Dataset items
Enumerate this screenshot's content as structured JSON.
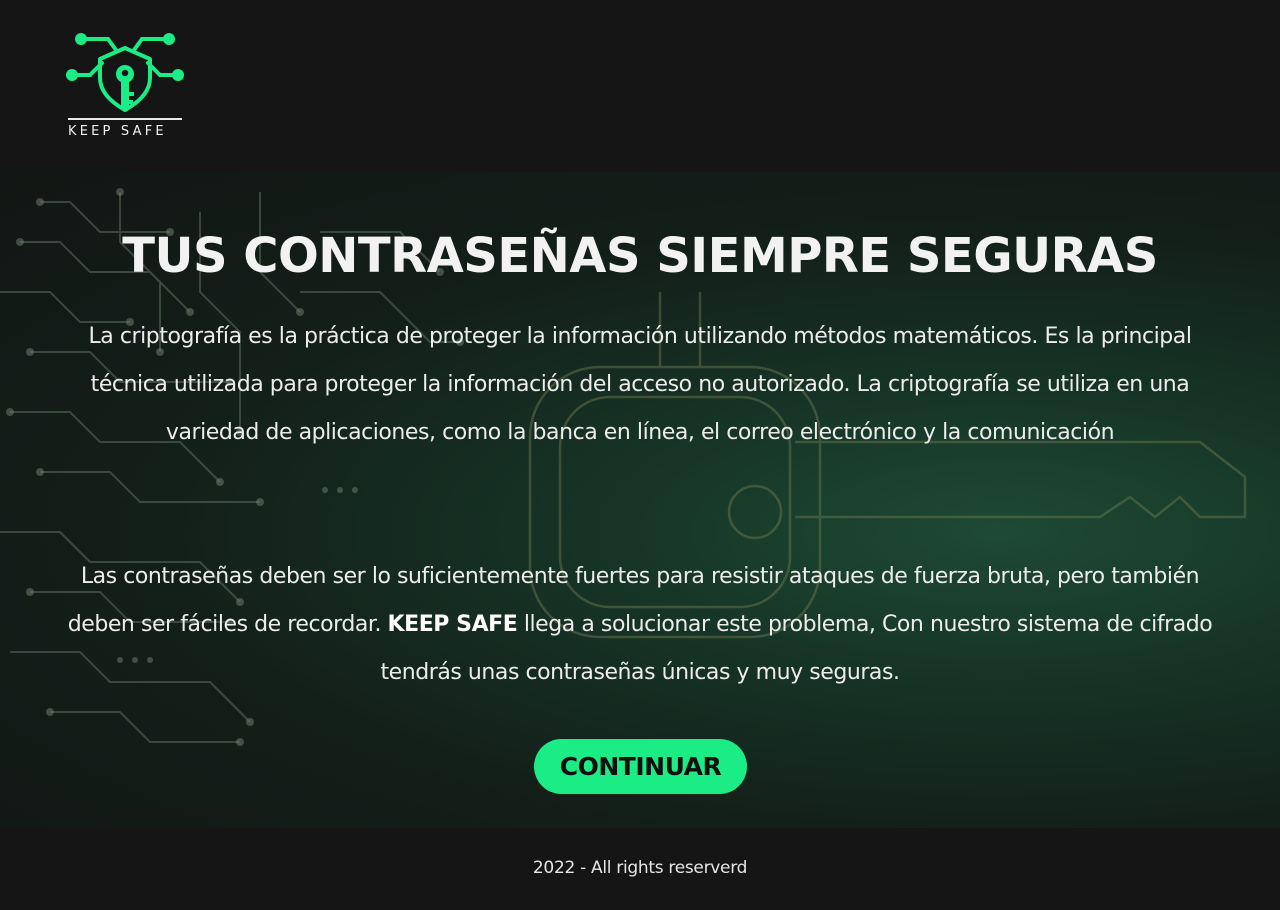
{
  "brand": {
    "logo_text": "KEEP SAFE",
    "accent_color": "#1bec85"
  },
  "hero": {
    "title": "TUS CONTRASEÑAS SIEMPRE SEGURAS",
    "paragraph1": "La criptografía es la práctica de proteger la información utilizando métodos matemáticos. Es la principal técnica utilizada para proteger la información del acceso no autorizado. La criptografía se utiliza en una variedad de aplicaciones, como la banca en línea, el correo electrónico y la comunicación",
    "paragraph2_before": "Las contraseñas deben ser lo suficientemente fuertes para resistir ataques de fuerza bruta, pero también deben ser fáciles de recordar. ",
    "paragraph2_brand": "KEEP SAFE",
    "paragraph2_after": " llega a solucionar este problema, Con nuestro sistema de cifrado tendrás unas contraseñas únicas y muy seguras.",
    "cta_label": "CONTINUAR",
    "background_icon": "circuit-key-icon"
  },
  "footer": {
    "copyright": "2022 - All rights reserverd"
  }
}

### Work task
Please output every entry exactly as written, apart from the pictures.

### Solution to the exercise
Enumerate this screenshot's content as structured JSON.
{
  "brand": {
    "logo_text": "KEEP SAFE",
    "accent_color": "#1bec85"
  },
  "hero": {
    "title": "TUS CONTRASEÑAS SIEMPRE SEGURAS",
    "paragraph1": "La criptografía es la práctica de proteger la información utilizando métodos matemáticos. Es la principal técnica utilizada para proteger la información del acceso no autorizado. La criptografía se utiliza en una variedad de aplicaciones, como la banca en línea, el correo electrónico y la comunicación",
    "paragraph2_before": "Las contraseñas deben ser lo suficientemente fuertes para resistir ataques de fuerza bruta, pero también deben ser fáciles de recordar. ",
    "paragraph2_brand": "KEEP SAFE",
    "paragraph2_after": " llega a solucionar este problema, Con nuestro sistema de cifrado tendrás unas contraseñas únicas y muy seguras.",
    "cta_label": "CONTINUAR",
    "background_icon": "circuit-key-icon"
  },
  "footer": {
    "copyright": "2022 - All rights reserverd"
  }
}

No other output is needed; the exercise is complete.